Alberta’s Premier took questions Wednesday night for the first time since reprimanding several UCP MLAs - but he didn’t speak to journalists, instead fielding inquiries from commenters on Facebook.
“I’m right here, I’m not hiding,” Kenney said from the Federal Building in downtown Edmonton.
“I’m taking questions from the public right now. The way we work these things is when my schedule allows me to add in an hour or 90 minutes of Q & A on Facebook like this, it’s usually the day of,” the premier said of the surprise appearance.
Kenney did not comment on why he hasn’t held a news conference since Jan. 1, but said he would provide more information during the province’s COVID-19 news conference on Thursday.
On Wednesday, a communications expert and a political scientist criticized the premier for not fielding questions sooner.
"The fact that the premier is avoiding questions from the media on a continuing basis is, I think, a problem," Lori Williams from Mount Royal University said.
"It just doesn't look like he's being particularly effective or decisive. He doesn't look like he's taking responsibility. In fact, it looks quite evasive," Williams added.
Kenney took Facebook questions about everything from pipelines to the safety of vaccines for more than an hour - and insisted he wasn’t editing what was asked.
He was apologetic when asked about the UCP travel scandal.
“I take responsibility for not having been absolutely clear that that was not acceptable,” Kenney said.
“I am deeply, deeply disappointed and I share the public anger. I hear people. People have made huge sacrifices.”
The premier did not address the #ResignKenney hashtag that has trended on Twitter on and off since the scandal broke - but he said the UCP was going to try to rebuild the trust of Albertans.
Kenney was asked repeatedly about what the province plans to do with coronavirus restrictions going forward - and while he stated he believes kids are at very low risk in schools and argued air travel is safer than visiting a friend’s house - he promised to provide more information about restrictions on Thursday.
Damage already done?
After Kenney's appearances Wednesday and Thursday, Williams said the damage may have already been done with the Alberta public.
“The question remains whether, in fact, he can earn back trust," she said.
“Those questions of whether he’s being evasive, I think, are front and centre in a lot of Albertans’ minds.”
“This is a premier who is known for being quite a micromanager," she added. "He would’ve had contact with these people over the holiday to be able to continue to conduct the business of government. And the claim that he didn’t know that they were going or had gone, or were not going until they were leaving to the airport, is one that a lot of people raise questions about.”
Kenney might have some work to do with people in his own party, she added.

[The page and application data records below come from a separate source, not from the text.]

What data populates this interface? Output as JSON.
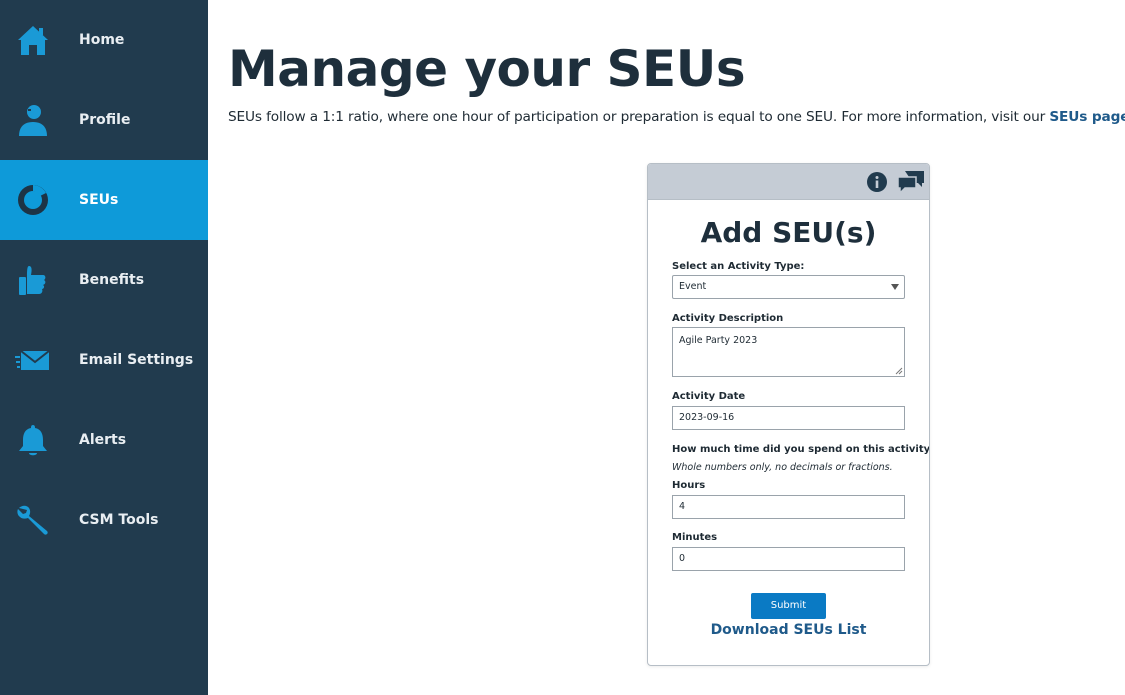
{
  "sidebar": {
    "items": [
      {
        "label": "Home",
        "icon": "home-icon"
      },
      {
        "label": "Profile",
        "icon": "profile-icon"
      },
      {
        "label": "SEUs",
        "icon": "seus-icon",
        "active": true
      },
      {
        "label": "Benefits",
        "icon": "thumbs-up-icon"
      },
      {
        "label": "Email Settings",
        "icon": "envelope-icon"
      },
      {
        "label": "Alerts",
        "icon": "bell-icon"
      },
      {
        "label": "CSM Tools",
        "icon": "wrench-icon"
      }
    ],
    "colors": {
      "background": "#213b4e",
      "active": "#0e9ad9",
      "icon": "#1a9ad6"
    }
  },
  "main": {
    "title": "Manage your SEUs",
    "intro_text": "SEUs follow a 1:1 ratio, where one hour of participation or preparation is equal to one SEU. For more information, visit our ",
    "intro_link": "SEUs page",
    "intro_end": "."
  },
  "form": {
    "title": "Add SEU(s)",
    "activity_type_label": "Select an Activity Type:",
    "activity_type_value": "Event",
    "description_label": "Activity Description",
    "description_value": "Agile Party 2023",
    "date_label": "Activity Date",
    "date_value": "2023-09-16",
    "time_question": "How much time did you spend on this activity?",
    "time_hint": "Whole numbers only, no decimals or fractions.",
    "hours_label": "Hours",
    "hours_value": "4",
    "minutes_label": "Minutes",
    "minutes_value": "0",
    "submit_label": "Submit",
    "download_label": "Download SEUs List",
    "header_icons": [
      "info-icon",
      "chat-icon"
    ]
  }
}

“I wouldn’t be surprised," she said, "if there are a lot of people within caucus, whose anger is similar to that of ordinary Albertans, that might be putting pressure on for some kind of change.”
With files from CTV Edmonton